Your objective
Please repeat the whole listing exactly, but leave the pictures out.

Source data
══════
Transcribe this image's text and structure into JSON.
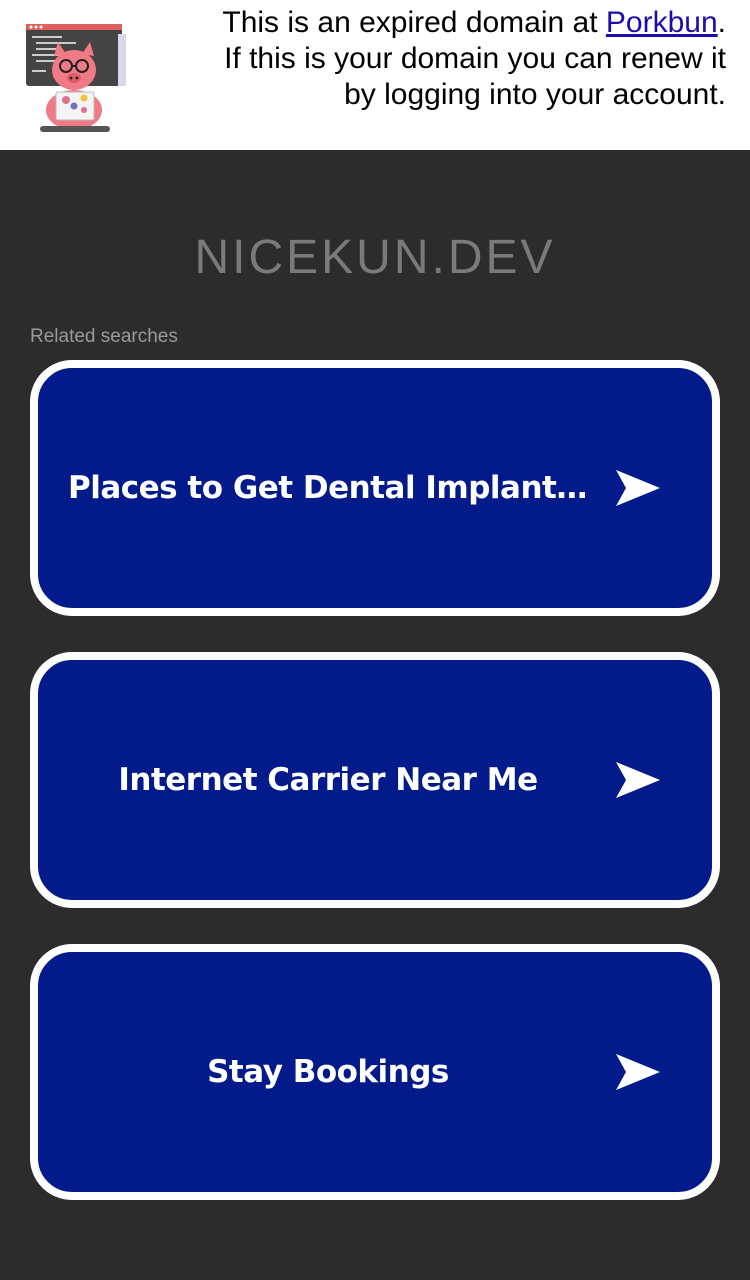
{
  "banner": {
    "text_before": "This is an expired domain at ",
    "link_text": "Porkbun",
    "text_after": ". If this is your domain you can renew it by logging into your account.",
    "logo_icon": "porkbun-pig-logo"
  },
  "domain": {
    "name": "NICEKUN.DEV"
  },
  "related": {
    "label": "Related searches",
    "items": [
      {
        "label": "Places to Get Dental Implants Ne..."
      },
      {
        "label": "Internet Carrier Near Me"
      },
      {
        "label": "Stay Bookings"
      }
    ],
    "arrow_icon": "arrow-right-icon"
  },
  "colors": {
    "background": "#2c2c2c",
    "card_fill": "#021a8a",
    "card_border": "#ffffff",
    "link": "#1a0dab",
    "title": "#7a7a7a"
  }
}
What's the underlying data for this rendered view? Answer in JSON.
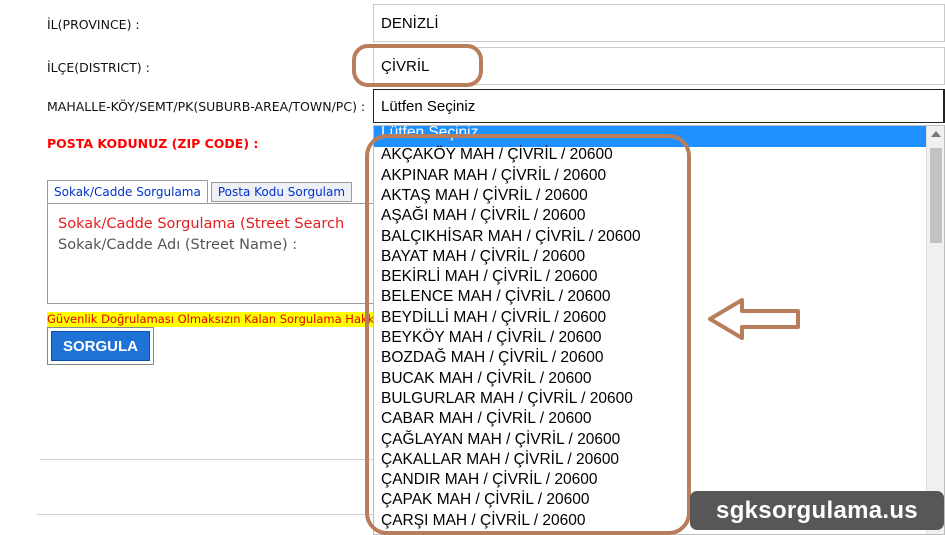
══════
Exercise solution
Transcribe this image's text and structure into JSON.
{
  "banner": {
    "text_before": "This is an expired domain at ",
    "link_text": "Porkbun",
    "text_after": ". If this is your domain you can renew it by logging into your account.",
    "logo_icon": "porkbun-pig-logo"
  },
  "domain": {
    "name": "NICEKUN.DEV"
  },
  "related": {
    "label": "Related searches",
    "items": [
      {
        "label": "Places to Get Dental Implants Ne..."
      },
      {
        "label": "Internet Carrier Near Me"
      },
      {
        "label": "Stay Bookings"
      }
    ],
    "arrow_icon": "arrow-right-icon"
  },
  "colors": {
    "background": "#2c2c2c",
    "card_fill": "#021a8a",
    "card_border": "#ffffff",
    "link": "#1a0dab",
    "title": "#7a7a7a"
  }
}
What's the underlying data for this rendered view? Answer in JSON.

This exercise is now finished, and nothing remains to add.